For each line of the listing that contains "systems", make a copy and return it.
______
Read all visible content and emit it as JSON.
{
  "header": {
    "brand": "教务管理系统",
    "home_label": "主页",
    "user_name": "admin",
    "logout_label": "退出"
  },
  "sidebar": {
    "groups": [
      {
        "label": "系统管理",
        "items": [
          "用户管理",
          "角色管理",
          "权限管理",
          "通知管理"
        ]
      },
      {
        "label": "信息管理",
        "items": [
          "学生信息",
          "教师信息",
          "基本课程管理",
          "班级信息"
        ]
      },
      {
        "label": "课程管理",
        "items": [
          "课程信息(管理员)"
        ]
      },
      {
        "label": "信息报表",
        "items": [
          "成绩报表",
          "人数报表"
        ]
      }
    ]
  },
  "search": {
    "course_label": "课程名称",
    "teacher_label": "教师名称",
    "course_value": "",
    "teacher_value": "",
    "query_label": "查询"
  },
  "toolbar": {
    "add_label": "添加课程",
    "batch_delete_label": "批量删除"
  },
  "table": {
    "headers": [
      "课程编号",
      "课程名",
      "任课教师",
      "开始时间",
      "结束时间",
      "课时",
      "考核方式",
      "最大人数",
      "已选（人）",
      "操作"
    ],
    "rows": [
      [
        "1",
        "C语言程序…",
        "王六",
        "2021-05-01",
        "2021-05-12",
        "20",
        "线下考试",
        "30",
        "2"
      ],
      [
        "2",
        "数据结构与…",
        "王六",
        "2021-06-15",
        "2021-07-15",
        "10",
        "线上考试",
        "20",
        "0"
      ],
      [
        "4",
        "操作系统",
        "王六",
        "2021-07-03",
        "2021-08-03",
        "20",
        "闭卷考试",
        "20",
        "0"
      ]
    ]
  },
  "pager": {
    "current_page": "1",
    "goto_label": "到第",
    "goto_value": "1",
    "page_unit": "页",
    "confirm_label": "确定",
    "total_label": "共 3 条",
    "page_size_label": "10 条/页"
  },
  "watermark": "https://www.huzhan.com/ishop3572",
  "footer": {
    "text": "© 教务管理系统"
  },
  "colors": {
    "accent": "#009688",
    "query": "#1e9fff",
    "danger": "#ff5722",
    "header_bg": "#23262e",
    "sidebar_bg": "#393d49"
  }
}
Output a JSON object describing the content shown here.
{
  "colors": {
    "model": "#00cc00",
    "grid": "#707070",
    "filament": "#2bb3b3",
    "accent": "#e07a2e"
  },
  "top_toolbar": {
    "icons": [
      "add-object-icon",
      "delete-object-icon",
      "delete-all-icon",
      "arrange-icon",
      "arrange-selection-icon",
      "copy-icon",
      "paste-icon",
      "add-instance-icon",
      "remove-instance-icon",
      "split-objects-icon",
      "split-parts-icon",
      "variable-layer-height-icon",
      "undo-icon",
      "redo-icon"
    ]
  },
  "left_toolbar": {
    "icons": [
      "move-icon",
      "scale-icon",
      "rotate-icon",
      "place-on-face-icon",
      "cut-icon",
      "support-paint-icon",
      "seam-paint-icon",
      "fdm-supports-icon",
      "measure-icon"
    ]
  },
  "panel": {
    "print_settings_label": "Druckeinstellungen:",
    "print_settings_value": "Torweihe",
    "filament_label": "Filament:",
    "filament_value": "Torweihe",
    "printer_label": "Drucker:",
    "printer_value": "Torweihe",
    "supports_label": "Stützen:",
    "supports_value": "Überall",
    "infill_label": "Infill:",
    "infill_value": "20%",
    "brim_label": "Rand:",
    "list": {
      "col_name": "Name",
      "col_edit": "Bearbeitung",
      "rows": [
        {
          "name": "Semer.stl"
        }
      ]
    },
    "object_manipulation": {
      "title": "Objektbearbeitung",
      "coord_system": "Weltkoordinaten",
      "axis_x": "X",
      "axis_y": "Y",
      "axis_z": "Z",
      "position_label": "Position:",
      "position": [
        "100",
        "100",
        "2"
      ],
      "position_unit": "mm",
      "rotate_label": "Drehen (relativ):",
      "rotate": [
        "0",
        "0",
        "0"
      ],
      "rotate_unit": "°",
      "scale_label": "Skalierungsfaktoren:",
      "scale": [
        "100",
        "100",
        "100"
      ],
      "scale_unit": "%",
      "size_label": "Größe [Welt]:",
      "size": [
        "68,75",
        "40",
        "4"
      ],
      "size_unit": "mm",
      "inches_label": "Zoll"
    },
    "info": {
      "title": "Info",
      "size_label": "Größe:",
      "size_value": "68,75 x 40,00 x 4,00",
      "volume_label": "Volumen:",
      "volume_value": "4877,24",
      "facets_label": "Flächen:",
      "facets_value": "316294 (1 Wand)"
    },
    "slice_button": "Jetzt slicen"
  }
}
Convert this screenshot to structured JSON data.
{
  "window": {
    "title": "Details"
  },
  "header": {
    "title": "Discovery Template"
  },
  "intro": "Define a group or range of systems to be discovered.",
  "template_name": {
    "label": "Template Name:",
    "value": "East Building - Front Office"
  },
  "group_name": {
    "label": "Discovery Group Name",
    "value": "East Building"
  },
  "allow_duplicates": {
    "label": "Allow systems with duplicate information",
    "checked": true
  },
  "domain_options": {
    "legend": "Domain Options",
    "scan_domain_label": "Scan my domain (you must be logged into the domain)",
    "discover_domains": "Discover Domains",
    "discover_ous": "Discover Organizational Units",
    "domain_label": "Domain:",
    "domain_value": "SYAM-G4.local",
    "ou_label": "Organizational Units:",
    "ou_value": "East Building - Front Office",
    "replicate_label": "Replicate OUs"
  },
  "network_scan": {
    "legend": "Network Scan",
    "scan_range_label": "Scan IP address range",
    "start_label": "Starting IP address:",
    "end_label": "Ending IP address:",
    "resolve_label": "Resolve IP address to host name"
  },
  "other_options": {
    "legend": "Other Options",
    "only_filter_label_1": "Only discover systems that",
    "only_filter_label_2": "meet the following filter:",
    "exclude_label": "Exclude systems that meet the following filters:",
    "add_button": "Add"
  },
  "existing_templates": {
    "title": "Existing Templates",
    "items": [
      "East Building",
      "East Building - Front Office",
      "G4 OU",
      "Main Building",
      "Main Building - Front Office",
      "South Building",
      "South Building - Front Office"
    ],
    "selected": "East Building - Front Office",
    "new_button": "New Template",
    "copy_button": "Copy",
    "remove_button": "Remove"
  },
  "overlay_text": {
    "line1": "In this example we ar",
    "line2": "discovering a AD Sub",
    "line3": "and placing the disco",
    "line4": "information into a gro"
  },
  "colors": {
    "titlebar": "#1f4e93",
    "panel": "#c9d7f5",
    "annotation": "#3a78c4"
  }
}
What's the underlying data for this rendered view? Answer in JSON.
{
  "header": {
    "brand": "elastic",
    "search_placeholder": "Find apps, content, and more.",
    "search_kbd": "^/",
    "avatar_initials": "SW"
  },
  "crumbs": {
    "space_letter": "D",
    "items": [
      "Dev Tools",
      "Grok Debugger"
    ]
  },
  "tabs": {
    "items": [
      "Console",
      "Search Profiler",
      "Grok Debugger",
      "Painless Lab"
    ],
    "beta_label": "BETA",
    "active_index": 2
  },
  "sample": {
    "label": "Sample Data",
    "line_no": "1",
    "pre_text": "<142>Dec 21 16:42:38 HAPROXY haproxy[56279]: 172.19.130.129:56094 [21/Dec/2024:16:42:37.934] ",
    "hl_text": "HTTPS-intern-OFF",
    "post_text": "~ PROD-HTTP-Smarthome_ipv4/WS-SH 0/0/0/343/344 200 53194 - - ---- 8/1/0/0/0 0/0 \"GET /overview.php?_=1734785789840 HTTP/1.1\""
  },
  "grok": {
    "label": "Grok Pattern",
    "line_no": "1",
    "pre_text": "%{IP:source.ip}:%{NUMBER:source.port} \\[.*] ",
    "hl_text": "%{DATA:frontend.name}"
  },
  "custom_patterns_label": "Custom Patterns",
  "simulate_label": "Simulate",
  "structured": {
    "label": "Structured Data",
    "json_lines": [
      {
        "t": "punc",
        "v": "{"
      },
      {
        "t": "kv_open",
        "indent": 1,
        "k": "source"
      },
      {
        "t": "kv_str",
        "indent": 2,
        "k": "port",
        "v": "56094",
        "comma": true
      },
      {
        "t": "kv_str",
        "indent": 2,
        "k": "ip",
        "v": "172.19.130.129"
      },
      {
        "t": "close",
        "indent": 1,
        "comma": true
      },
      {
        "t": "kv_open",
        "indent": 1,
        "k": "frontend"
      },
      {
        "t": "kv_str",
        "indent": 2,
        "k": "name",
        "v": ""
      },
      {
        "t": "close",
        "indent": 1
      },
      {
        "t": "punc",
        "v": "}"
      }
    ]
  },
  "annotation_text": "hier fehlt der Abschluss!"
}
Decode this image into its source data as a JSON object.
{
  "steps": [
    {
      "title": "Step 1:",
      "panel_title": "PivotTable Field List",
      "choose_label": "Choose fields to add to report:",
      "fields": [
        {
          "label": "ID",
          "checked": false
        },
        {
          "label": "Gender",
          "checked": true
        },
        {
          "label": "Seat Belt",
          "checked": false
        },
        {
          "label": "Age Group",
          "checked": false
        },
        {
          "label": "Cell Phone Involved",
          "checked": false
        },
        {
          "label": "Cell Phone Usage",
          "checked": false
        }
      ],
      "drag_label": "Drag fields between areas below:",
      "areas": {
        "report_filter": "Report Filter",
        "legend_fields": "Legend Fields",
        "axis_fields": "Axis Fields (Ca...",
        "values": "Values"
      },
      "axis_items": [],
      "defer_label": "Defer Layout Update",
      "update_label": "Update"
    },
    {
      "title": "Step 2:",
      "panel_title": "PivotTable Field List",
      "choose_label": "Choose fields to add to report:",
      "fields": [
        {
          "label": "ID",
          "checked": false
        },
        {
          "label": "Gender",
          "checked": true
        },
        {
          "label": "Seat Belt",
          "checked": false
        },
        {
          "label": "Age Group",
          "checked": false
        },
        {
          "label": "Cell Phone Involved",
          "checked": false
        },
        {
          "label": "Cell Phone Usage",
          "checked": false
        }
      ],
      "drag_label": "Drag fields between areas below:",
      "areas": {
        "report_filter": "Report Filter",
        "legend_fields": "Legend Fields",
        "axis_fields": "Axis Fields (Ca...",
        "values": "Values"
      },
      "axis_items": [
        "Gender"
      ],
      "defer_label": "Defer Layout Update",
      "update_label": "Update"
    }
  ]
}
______
Completed task>
  "intro": "Define a group or range of systems to be discovered.",
    "label": "Allow systems with duplicate information",
    "only_filter_label_1": "Only discover systems that",
    "exclude_label": "Exclude systems that meet the following filters:",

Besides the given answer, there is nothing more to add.